◆ TASK TO COMPLETE: All of the records listed below should be retyped exactly.

Website and app data records

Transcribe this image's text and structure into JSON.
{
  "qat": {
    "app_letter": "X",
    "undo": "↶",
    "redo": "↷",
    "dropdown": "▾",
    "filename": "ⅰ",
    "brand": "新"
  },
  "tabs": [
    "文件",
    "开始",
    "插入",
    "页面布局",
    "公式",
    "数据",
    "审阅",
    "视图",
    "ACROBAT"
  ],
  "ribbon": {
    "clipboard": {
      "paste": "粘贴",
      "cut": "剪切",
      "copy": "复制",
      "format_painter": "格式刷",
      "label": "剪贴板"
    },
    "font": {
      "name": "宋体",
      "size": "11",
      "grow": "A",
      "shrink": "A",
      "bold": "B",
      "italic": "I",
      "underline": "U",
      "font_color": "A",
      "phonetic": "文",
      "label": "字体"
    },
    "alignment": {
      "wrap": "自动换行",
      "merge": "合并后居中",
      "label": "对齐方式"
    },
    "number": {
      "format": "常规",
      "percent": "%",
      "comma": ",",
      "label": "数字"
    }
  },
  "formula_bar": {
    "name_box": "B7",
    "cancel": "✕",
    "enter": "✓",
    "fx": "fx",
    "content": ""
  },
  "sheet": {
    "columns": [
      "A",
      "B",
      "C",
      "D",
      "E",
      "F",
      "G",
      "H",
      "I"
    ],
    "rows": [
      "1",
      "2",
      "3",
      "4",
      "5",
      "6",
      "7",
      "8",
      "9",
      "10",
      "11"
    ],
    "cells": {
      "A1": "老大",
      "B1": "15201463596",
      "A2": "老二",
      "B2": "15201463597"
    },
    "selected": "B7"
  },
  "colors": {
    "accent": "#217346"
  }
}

◆ EXPECTED ANSWER:
Transcribe this image's text and structure into JSON.
{
  "qat": {
    "app_letter": "X",
    "undo": "↶",
    "redo": "↷",
    "dropdown": "▾",
    "filename": "ⅰ",
    "brand": "新"
  },
  "tabs": [
    "文件",
    "开始",
    "插入",
    "页面布局",
    "公式",
    "数据",
    "审阅",
    "视图",
    "ACROBAT"
  ],
  "ribbon": {
    "clipboard": {
      "paste": "粘贴",
      "cut": "剪切",
      "copy": "复制",
      "format_painter": "格式刷",
      "label": "剪贴板"
    },
    "font": {
      "name": "宋体",
      "size": "11",
      "grow": "A",
      "shrink": "A",
      "bold": "B",
      "italic": "I",
      "underline": "U",
      "font_color": "A",
      "phonetic": "文",
      "label": "字体"
    },
    "alignment": {
      "wrap": "自动换行",
      "merge": "合并后居中",
      "label": "对齐方式"
    },
    "number": {
      "format": "常规",
      "percent": "%",
      "comma": ",",
      "label": "数字"
    }
  },
  "formula_bar": {
    "name_box": "B7",
    "cancel": "✕",
    "enter": "✓",
    "fx": "fx",
    "content": ""
  },
  "sheet": {
    "columns": [
      "A",
      "B",
      "C",
      "D",
      "E",
      "F",
      "G",
      "H",
      "I"
    ],
    "rows": [
      "1",
      "2",
      "3",
      "4",
      "5",
      "6",
      "7",
      "8",
      "9",
      "10",
      "11"
    ],
    "cells": {
      "A1": "老大",
      "B1": "15201463596",
      "A2": "老二",
      "B2": "15201463597"
    },
    "selected": "B7"
  },
  "colors": {
    "accent": "#217346"
  }
}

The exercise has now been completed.